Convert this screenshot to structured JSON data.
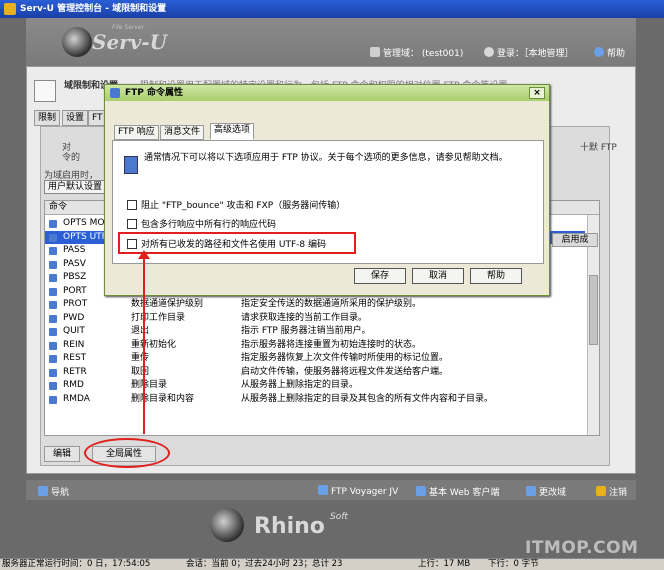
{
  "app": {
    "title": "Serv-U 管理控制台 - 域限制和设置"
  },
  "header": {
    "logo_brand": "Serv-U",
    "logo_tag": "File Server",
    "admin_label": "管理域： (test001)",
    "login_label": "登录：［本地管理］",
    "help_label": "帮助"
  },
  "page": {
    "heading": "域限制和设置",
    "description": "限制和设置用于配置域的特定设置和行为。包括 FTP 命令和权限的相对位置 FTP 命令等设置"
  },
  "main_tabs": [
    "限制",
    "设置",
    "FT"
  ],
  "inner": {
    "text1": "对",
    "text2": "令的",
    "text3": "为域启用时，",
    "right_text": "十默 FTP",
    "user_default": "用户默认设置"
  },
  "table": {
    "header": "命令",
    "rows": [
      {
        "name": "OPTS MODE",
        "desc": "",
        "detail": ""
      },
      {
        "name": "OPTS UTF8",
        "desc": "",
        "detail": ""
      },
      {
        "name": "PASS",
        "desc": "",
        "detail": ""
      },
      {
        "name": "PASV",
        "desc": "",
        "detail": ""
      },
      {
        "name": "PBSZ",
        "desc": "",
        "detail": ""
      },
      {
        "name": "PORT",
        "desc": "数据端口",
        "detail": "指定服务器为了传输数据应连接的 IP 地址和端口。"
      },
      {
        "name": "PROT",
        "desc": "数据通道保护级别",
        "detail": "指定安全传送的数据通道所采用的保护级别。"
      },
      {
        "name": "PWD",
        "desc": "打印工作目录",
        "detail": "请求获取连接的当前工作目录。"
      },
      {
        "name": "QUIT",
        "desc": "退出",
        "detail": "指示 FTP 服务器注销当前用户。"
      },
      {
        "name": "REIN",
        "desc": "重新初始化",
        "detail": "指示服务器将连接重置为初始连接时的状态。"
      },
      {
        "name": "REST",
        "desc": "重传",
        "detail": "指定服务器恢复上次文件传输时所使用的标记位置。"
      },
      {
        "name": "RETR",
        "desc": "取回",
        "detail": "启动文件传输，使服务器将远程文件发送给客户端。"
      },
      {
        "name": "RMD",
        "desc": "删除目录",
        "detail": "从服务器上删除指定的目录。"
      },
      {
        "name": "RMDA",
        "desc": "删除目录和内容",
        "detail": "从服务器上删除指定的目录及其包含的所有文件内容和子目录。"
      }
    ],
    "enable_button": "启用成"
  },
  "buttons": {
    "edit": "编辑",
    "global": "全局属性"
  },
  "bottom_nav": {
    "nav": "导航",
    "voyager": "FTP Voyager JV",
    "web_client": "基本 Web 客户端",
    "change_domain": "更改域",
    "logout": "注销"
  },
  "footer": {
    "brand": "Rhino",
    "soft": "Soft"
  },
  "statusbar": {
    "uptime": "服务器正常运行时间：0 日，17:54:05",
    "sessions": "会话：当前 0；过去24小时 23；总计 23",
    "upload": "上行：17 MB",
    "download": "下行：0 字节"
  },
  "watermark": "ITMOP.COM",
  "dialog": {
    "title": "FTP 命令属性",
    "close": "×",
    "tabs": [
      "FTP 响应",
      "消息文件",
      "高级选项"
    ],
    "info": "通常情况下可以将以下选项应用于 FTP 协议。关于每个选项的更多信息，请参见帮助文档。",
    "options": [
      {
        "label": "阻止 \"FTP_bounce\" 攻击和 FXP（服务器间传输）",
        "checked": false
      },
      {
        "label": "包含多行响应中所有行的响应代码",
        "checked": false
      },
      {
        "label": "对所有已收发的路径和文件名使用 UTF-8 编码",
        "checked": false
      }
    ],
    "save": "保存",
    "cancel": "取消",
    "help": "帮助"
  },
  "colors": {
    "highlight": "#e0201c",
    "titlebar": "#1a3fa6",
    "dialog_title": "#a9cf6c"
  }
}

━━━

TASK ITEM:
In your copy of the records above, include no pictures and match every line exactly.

COMPLETED EXERCISE:
Convert this screenshot to structured JSON data.
{
  "app": {
    "title": "Serv-U 管理控制台 - 域限制和设置"
  },
  "header": {
    "logo_brand": "Serv-U",
    "logo_tag": "File Server",
    "admin_label": "管理域： (test001)",
    "login_label": "登录：［本地管理］",
    "help_label": "帮助"
  },
  "page": {
    "heading": "域限制和设置",
    "description": "限制和设置用于配置域的特定设置和行为。包括 FTP 命令和权限的相对位置 FTP 命令等设置"
  },
  "main_tabs": [
    "限制",
    "设置",
    "FT"
  ],
  "inner": {
    "text1": "对",
    "text2": "令的",
    "text3": "为域启用时，",
    "right_text": "十默 FTP",
    "user_default": "用户默认设置"
  },
  "table": {
    "header": "命令",
    "rows": [
      {
        "name": "OPTS MODE",
        "desc": "",
        "detail": ""
      },
      {
        "name": "OPTS UTF8",
        "desc": "",
        "detail": ""
      },
      {
        "name": "PASS",
        "desc": "",
        "detail": ""
      },
      {
        "name": "PASV",
        "desc": "",
        "detail": ""
      },
      {
        "name": "PBSZ",
        "desc": "",
        "detail": ""
      },
      {
        "name": "PORT",
        "desc": "数据端口",
        "detail": "指定服务器为了传输数据应连接的 IP 地址和端口。"
      },
      {
        "name": "PROT",
        "desc": "数据通道保护级别",
        "detail": "指定安全传送的数据通道所采用的保护级别。"
      },
      {
        "name": "PWD",
        "desc": "打印工作目录",
        "detail": "请求获取连接的当前工作目录。"
      },
      {
        "name": "QUIT",
        "desc": "退出",
        "detail": "指示 FTP 服务器注销当前用户。"
      },
      {
        "name": "REIN",
        "desc": "重新初始化",
        "detail": "指示服务器将连接重置为初始连接时的状态。"
      },
      {
        "name": "REST",
        "desc": "重传",
        "detail": "指定服务器恢复上次文件传输时所使用的标记位置。"
      },
      {
        "name": "RETR",
        "desc": "取回",
        "detail": "启动文件传输，使服务器将远程文件发送给客户端。"
      },
      {
        "name": "RMD",
        "desc": "删除目录",
        "detail": "从服务器上删除指定的目录。"
      },
      {
        "name": "RMDA",
        "desc": "删除目录和内容",
        "detail": "从服务器上删除指定的目录及其包含的所有文件内容和子目录。"
      }
    ],
    "enable_button": "启用成"
  },
  "buttons": {
    "edit": "编辑",
    "global": "全局属性"
  },
  "bottom_nav": {
    "nav": "导航",
    "voyager": "FTP Voyager JV",
    "web_client": "基本 Web 客户端",
    "change_domain": "更改域",
    "logout": "注销"
  },
  "footer": {
    "brand": "Rhino",
    "soft": "Soft"
  },
  "statusbar": {
    "uptime": "服务器正常运行时间：0 日，17:54:05",
    "sessions": "会话：当前 0；过去24小时 23；总计 23",
    "upload": "上行：17 MB",
    "download": "下行：0 字节"
  },
  "watermark": "ITMOP.COM",
  "dialog": {
    "title": "FTP 命令属性",
    "close": "×",
    "tabs": [
      "FTP 响应",
      "消息文件",
      "高级选项"
    ],
    "info": "通常情况下可以将以下选项应用于 FTP 协议。关于每个选项的更多信息，请参见帮助文档。",
    "options": [
      {
        "label": "阻止 \"FTP_bounce\" 攻击和 FXP（服务器间传输）",
        "checked": false
      },
      {
        "label": "包含多行响应中所有行的响应代码",
        "checked": false
      },
      {
        "label": "对所有已收发的路径和文件名使用 UTF-8 编码",
        "checked": false
      }
    ],
    "save": "保存",
    "cancel": "取消",
    "help": "帮助"
  },
  "colors": {
    "highlight": "#e0201c",
    "titlebar": "#1a3fa6",
    "dialog_title": "#a9cf6c"
  }
}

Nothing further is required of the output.